Instead, it turned into an echo of the 0-0 against Charlton, a result you might file under ‘decent away point’ if we were only midway through the season, but at this stage, felt like another missed opportunity.
Pre-match, the standout point was the omission of Jay Matete from the starting XI, as Dan Neil was brought back into to partner Corry Evans, and to say it was baffling would be an understatement. Matete would surely have been the perfect foil for Dan Neil in the middle of the park, having shown some impressive qualities during his short time at the club so far, but evidently, the boss saw things differently.
How Sunderland failed to score in the first half is a question that Alex Neil may well ponder for some time, as he continues to grapple with the balance between defensive solidity & attacking prowess. There is no doubt that the standard of performance, overall, was higher than in recent matches, but finding the right balance is not easy, with so little time left.
With a three-man central defence looking solid, and Patrick Roberts and Jack Clarke forming what looked like an exciting attacking trio either side of Ross Stewart, the first forty-five minutes could’ve seen us essentially out of sight, were it not for a glaring lack of composure at crucial moments.
There was much to admire in terms of build-up, as the likes of Dennis Cirkin were given license to push forward and stretch the home team, but, as was the case when we visited The Valley, the killer touch was missing.
The impressive Jack Clarke, in particular, spurned two or three glorious chances, as the Lincoln goal was somehow not breached, and Patrick Roberts almost prodded home the opener from a Clarke cross as we hammered on the door. Chances also came and went for Luke O’Nien and Ross Stewart, but to no avail, as we headed for the interval at 0-0.

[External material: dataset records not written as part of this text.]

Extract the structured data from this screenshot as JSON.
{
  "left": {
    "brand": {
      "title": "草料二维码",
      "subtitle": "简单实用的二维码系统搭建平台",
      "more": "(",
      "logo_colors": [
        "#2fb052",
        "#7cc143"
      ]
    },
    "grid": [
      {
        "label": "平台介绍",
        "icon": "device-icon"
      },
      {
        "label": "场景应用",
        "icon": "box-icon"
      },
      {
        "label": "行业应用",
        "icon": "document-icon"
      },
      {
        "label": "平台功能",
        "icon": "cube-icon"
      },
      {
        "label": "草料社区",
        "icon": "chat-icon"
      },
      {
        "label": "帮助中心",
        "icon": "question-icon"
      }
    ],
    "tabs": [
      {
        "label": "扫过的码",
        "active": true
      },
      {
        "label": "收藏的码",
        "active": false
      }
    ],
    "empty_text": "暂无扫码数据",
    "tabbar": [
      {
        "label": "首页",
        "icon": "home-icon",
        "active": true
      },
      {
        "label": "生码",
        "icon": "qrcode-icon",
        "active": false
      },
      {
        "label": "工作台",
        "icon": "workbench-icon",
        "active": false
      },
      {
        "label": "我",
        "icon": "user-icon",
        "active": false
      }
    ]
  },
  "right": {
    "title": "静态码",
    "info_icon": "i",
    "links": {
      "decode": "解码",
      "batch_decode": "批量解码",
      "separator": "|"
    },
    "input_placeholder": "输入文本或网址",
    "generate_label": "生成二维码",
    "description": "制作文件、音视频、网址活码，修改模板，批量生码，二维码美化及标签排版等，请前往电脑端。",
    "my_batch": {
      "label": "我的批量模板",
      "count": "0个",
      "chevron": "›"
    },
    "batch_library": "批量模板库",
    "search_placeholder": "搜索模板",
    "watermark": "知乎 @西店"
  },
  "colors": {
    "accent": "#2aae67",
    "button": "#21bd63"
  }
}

The second half followed largely the same pattern as the first, as we continued to probe & play with purpose, but without managing to convert it into a lead. Lincoln seldom threatened themselves, but Anthony Patterson showed plenty of alertness to produce a superb save from a Liam Cullen header, having been relatively untroubled beforehand.
The near-miss theme of the afternoon was encapsulated by a stunning save that Jordan Wright was able to pull off, as he dived full-length to prevent a Stewart header from nestling in the bottom corner as the game headed towards its conclusion, which had been preceded by a Jermain Defoe shot that went wide after a lovely pass from Roberts.

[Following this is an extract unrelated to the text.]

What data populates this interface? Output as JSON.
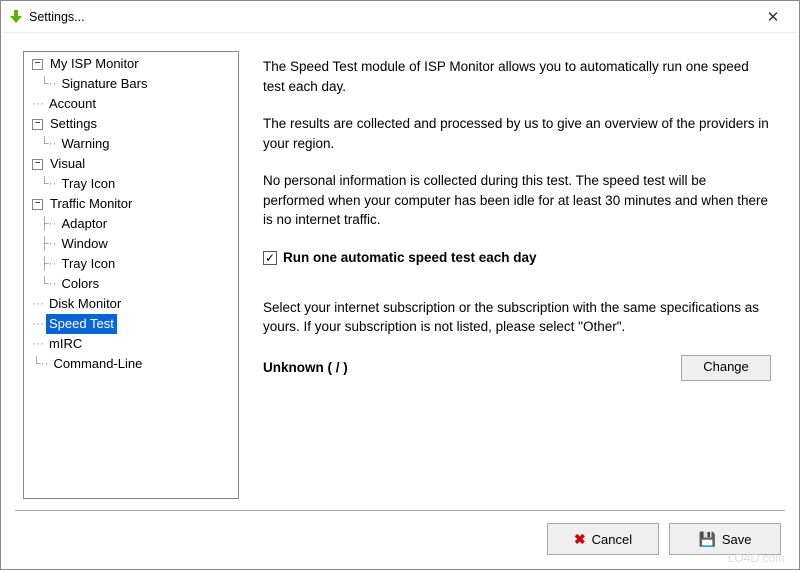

These were chances that really seemed to sum up our afternoon: close, but not quite close enough, and as the final whistle blew, there was a sense of relief that the teams around us hadn’t upheld their end of the bargain, leaving us in 6th place at the close of play.
There were certainly some positives to take away from this game, despite the fact that it ended in a stalemate.
Roberts and Clarke are certainly showing their worth following their January arrivals, and could well be first-choice selections for the remaining games; Anthony Patterson is looking like an increasingly secure presence in goal, and it was good to see Callum Doyle get a run-out, albeit in the briefest of cameos towards the end.
With no game next weekend, we now find ourselves in a state of limbo ahead of Gillingham’s visit to Wearside on April 2nd.
At the moment, it looks like one from three between ourselves, Sheffield Wednesday, and Wycombe who are vying for that fourth playoff spot, and the pressure on the remaining fixtures, particularly at home, is going to be huge.
Let’s hope that our new-found resilience can hold steady, because we will certainly need every ounce of it when we resume our league campaign after a weekend off.